Data for this task >>
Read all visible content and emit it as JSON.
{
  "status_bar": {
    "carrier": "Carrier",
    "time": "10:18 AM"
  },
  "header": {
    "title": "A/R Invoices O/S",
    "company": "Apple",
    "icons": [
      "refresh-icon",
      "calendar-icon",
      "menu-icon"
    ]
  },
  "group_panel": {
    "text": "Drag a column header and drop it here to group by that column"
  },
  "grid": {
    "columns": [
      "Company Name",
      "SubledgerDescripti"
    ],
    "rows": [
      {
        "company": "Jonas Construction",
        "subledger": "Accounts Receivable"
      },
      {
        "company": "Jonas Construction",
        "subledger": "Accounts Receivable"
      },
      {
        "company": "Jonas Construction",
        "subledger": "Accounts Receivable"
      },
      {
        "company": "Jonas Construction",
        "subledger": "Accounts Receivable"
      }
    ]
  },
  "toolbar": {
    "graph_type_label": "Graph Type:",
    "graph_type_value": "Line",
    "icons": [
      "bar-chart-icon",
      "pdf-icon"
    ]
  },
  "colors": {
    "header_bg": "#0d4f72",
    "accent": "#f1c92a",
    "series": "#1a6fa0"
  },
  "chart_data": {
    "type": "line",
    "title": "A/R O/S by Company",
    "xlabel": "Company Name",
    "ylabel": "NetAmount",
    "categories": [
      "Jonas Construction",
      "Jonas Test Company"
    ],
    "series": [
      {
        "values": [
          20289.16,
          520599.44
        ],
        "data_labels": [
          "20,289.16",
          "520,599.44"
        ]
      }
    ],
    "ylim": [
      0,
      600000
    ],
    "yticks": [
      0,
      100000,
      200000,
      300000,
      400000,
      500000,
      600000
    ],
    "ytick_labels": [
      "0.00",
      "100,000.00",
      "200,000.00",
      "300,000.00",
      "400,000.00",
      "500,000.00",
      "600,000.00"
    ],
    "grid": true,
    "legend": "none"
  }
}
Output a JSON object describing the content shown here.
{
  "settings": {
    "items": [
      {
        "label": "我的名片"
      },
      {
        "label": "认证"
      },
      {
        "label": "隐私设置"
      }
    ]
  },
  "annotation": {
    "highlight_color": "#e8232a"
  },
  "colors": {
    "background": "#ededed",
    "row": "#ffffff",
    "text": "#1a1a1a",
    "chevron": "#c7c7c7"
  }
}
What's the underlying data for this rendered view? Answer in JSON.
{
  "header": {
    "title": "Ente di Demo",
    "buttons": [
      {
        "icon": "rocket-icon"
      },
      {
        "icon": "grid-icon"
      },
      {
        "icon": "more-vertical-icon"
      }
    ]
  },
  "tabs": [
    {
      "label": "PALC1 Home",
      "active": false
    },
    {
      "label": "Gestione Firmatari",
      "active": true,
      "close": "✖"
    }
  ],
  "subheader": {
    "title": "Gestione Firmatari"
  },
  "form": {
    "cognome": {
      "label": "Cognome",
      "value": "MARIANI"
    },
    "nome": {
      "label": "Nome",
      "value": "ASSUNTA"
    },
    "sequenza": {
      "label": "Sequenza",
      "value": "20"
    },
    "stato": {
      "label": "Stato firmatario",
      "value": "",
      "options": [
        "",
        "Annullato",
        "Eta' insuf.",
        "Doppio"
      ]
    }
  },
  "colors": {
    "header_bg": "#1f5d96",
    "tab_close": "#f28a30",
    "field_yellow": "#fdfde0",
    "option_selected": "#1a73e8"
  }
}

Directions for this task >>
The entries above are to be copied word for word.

Exercise output >>
Read all visible content and emit it as JSON.
{
  "status_bar": {
    "carrier": "Carrier",
    "time": "10:18 AM"
  },
  "header": {
    "title": "A/R Invoices O/S",
    "company": "Apple",
    "icons": [
      "refresh-icon",
      "calendar-icon",
      "menu-icon"
    ]
  },
  "group_panel": {
    "text": "Drag a column header and drop it here to group by that column"
  },
  "grid": {
    "columns": [
      "Company Name",
      "SubledgerDescripti"
    ],
    "rows": [
      {
        "company": "Jonas Construction",
        "subledger": "Accounts Receivable"
      },
      {
        "company": "Jonas Construction",
        "subledger": "Accounts Receivable"
      },
      {
        "company": "Jonas Construction",
        "subledger": "Accounts Receivable"
      },
      {
        "company": "Jonas Construction",
        "subledger": "Accounts Receivable"
      }
    ]
  },
  "toolbar": {
    "graph_type_label": "Graph Type:",
    "graph_type_value": "Line",
    "icons": [
      "bar-chart-icon",
      "pdf-icon"
    ]
  },
  "colors": {
    "header_bg": "#0d4f72",
    "accent": "#f1c92a",
    "series": "#1a6fa0"
  },
  "chart_data": {
    "type": "line",
    "title": "A/R O/S by Company",
    "xlabel": "Company Name",
    "ylabel": "NetAmount",
    "categories": [
      "Jonas Construction",
      "Jonas Test Company"
    ],
    "series": [
      {
        "values": [
          20289.16,
          520599.44
        ],
        "data_labels": [
          "20,289.16",
          "520,599.44"
        ]
      }
    ],
    "ylim": [
      0,
      600000
    ],
    "yticks": [
      0,
      100000,
      200000,
      300000,
      400000,
      500000,
      600000
    ],
    "ytick_labels": [
      "0.00",
      "100,000.00",
      "200,000.00",
      "300,000.00",
      "400,000.00",
      "500,000.00",
      "600,000.00"
    ],
    "grid": true,
    "legend": "none"
  }
}
Output a JSON object describing the content shown here.
{
  "settings": {
    "items": [
      {
        "label": "我的名片"
      },
      {
        "label": "认证"
      },
      {
        "label": "隐私设置"
      }
    ]
  },
  "annotation": {
    "highlight_color": "#e8232a"
  },
  "colors": {
    "background": "#ededed",
    "row": "#ffffff",
    "text": "#1a1a1a",
    "chevron": "#c7c7c7"
  }
}
What's the underlying data for this rendered view? Answer in JSON.
{
  "header": {
    "title": "Ente di Demo",
    "buttons": [
      {
        "icon": "rocket-icon"
      },
      {
        "icon": "grid-icon"
      },
      {
        "icon": "more-vertical-icon"
      }
    ]
  },
  "tabs": [
    {
      "label": "PALC1 Home",
      "active": false
    },
    {
      "label": "Gestione Firmatari",
      "active": true,
      "close": "✖"
    }
  ],
  "subheader": {
    "title": "Gestione Firmatari"
  },
  "form": {
    "cognome": {
      "label": "Cognome",
      "value": "MARIANI"
    },
    "nome": {
      "label": "Nome",
      "value": "ASSUNTA"
    },
    "sequenza": {
      "label": "Sequenza",
      "value": "20"
    },
    "stato": {
      "label": "Stato firmatario",
      "value": "",
      "options": [
        "",
        "Annullato",
        "Eta' insuf.",
        "Doppio"
      ]
    }
  },
  "colors": {
    "header_bg": "#1f5d96",
    "tab_close": "#f28a30",
    "field_yellow": "#fdfde0",
    "option_selected": "#1a73e8"
  }
}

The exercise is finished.